[Saved data entries]

--- --- ---

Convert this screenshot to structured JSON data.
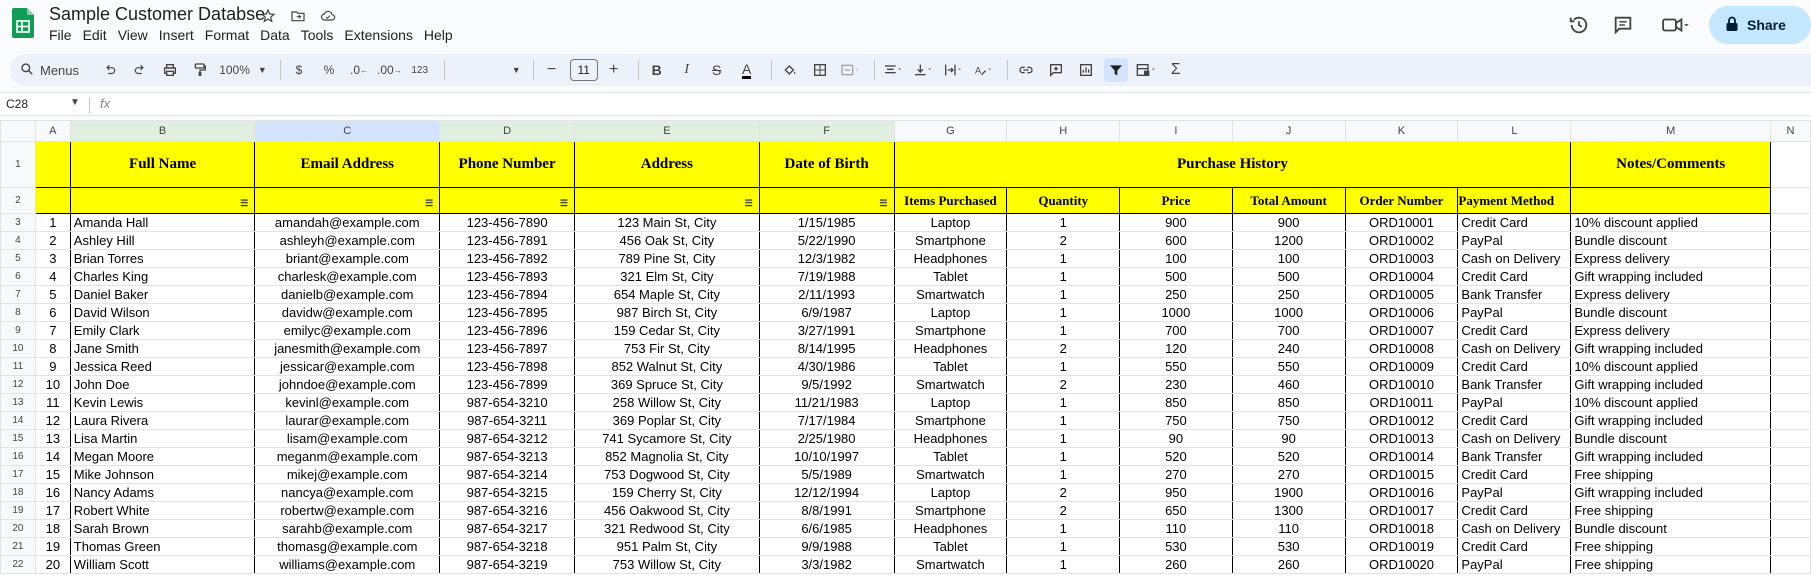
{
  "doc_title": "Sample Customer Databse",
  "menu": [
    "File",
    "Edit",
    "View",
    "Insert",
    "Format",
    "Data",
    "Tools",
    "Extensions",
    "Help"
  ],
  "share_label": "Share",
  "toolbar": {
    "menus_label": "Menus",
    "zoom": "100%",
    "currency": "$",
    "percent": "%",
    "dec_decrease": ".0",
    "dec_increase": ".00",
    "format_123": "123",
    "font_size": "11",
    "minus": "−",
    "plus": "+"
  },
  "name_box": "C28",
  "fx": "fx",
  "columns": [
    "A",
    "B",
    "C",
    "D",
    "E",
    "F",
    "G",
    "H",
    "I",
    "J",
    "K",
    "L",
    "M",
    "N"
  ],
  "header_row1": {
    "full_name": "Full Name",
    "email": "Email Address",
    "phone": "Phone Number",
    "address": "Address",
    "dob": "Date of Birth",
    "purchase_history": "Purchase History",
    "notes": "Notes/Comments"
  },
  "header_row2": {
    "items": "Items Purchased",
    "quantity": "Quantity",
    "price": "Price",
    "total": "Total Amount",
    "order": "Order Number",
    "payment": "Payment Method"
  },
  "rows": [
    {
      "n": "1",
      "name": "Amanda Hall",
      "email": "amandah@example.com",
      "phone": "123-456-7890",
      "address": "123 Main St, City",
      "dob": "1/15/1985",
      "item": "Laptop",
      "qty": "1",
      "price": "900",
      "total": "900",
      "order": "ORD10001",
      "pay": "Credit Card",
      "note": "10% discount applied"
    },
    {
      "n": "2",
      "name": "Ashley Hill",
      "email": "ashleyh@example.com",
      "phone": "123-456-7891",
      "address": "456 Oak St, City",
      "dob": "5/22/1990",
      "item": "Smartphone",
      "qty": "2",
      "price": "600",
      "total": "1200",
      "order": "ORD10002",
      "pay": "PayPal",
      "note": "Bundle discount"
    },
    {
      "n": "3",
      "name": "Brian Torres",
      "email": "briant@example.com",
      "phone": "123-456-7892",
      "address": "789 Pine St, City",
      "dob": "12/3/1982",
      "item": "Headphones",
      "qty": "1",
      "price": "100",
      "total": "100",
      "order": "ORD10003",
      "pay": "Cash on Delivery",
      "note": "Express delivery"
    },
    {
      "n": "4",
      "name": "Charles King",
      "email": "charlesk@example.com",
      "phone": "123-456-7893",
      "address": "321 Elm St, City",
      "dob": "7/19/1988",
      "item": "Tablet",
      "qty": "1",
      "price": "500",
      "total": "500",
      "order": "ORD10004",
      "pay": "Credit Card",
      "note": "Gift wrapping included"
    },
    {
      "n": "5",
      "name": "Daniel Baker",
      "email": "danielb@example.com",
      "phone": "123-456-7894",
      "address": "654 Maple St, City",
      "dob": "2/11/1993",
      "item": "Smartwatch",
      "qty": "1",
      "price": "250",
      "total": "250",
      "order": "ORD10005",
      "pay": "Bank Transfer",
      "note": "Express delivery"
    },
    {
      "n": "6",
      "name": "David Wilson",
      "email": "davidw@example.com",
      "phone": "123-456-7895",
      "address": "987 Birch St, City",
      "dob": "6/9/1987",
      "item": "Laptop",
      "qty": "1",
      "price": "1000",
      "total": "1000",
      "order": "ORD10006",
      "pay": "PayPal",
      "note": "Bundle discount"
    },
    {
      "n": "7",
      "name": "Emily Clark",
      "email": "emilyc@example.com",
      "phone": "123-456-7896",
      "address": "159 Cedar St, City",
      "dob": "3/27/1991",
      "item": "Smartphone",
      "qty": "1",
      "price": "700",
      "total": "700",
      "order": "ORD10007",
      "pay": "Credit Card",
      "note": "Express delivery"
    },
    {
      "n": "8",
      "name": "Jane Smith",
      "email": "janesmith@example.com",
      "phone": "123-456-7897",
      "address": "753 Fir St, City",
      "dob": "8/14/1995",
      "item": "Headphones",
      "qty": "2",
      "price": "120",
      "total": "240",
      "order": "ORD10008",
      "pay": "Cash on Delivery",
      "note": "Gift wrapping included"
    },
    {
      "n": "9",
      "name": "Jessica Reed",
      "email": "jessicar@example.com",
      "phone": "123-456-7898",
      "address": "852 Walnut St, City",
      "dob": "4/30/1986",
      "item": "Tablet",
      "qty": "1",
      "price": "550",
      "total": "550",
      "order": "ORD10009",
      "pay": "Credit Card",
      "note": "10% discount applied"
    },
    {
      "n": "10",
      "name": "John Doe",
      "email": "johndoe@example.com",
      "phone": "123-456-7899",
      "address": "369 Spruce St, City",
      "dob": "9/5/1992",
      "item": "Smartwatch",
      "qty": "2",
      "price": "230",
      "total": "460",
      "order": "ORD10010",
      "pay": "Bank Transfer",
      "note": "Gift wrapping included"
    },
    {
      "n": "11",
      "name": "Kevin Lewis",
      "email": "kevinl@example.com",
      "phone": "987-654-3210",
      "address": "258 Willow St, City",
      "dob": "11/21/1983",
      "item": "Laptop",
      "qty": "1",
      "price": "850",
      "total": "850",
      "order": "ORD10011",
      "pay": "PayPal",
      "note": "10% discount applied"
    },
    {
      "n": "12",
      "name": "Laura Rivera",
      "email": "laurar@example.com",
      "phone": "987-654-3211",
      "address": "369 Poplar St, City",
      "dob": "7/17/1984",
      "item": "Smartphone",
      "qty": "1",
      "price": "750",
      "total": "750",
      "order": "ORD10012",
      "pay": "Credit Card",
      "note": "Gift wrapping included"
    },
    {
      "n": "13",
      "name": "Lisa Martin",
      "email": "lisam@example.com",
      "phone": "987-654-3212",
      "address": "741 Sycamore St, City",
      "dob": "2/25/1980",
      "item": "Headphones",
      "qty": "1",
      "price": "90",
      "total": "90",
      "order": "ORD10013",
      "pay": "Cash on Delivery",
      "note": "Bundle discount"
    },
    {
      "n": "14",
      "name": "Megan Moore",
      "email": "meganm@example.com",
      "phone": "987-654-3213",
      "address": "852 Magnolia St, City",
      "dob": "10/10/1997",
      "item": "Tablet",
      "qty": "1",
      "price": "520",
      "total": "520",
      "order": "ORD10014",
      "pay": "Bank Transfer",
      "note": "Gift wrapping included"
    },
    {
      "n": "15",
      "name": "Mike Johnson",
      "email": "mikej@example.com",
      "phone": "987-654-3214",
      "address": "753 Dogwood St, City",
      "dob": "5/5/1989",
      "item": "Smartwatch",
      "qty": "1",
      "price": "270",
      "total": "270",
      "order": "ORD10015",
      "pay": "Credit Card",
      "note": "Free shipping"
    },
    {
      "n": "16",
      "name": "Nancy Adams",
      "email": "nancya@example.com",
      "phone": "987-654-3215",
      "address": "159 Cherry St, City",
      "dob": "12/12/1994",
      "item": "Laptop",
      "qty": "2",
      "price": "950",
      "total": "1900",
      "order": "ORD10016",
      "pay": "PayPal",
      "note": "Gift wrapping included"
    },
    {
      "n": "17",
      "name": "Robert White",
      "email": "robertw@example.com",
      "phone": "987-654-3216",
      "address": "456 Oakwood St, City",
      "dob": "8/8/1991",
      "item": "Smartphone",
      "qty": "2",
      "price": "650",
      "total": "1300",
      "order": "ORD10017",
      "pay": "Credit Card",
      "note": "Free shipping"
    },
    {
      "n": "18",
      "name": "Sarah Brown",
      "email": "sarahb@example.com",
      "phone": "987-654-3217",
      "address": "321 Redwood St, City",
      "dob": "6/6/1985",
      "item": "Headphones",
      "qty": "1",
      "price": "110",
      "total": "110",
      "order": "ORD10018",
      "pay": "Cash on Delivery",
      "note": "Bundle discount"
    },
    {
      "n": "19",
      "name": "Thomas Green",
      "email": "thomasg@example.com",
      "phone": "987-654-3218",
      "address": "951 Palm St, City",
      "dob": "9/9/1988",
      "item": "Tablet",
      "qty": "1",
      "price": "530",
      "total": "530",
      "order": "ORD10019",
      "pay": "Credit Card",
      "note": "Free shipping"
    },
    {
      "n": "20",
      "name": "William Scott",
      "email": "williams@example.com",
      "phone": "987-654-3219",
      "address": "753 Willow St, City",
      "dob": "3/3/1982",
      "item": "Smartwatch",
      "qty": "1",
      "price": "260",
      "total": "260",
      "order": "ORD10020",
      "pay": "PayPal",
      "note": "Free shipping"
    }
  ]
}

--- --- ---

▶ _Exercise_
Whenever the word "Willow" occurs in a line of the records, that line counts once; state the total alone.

▶ _Result_
2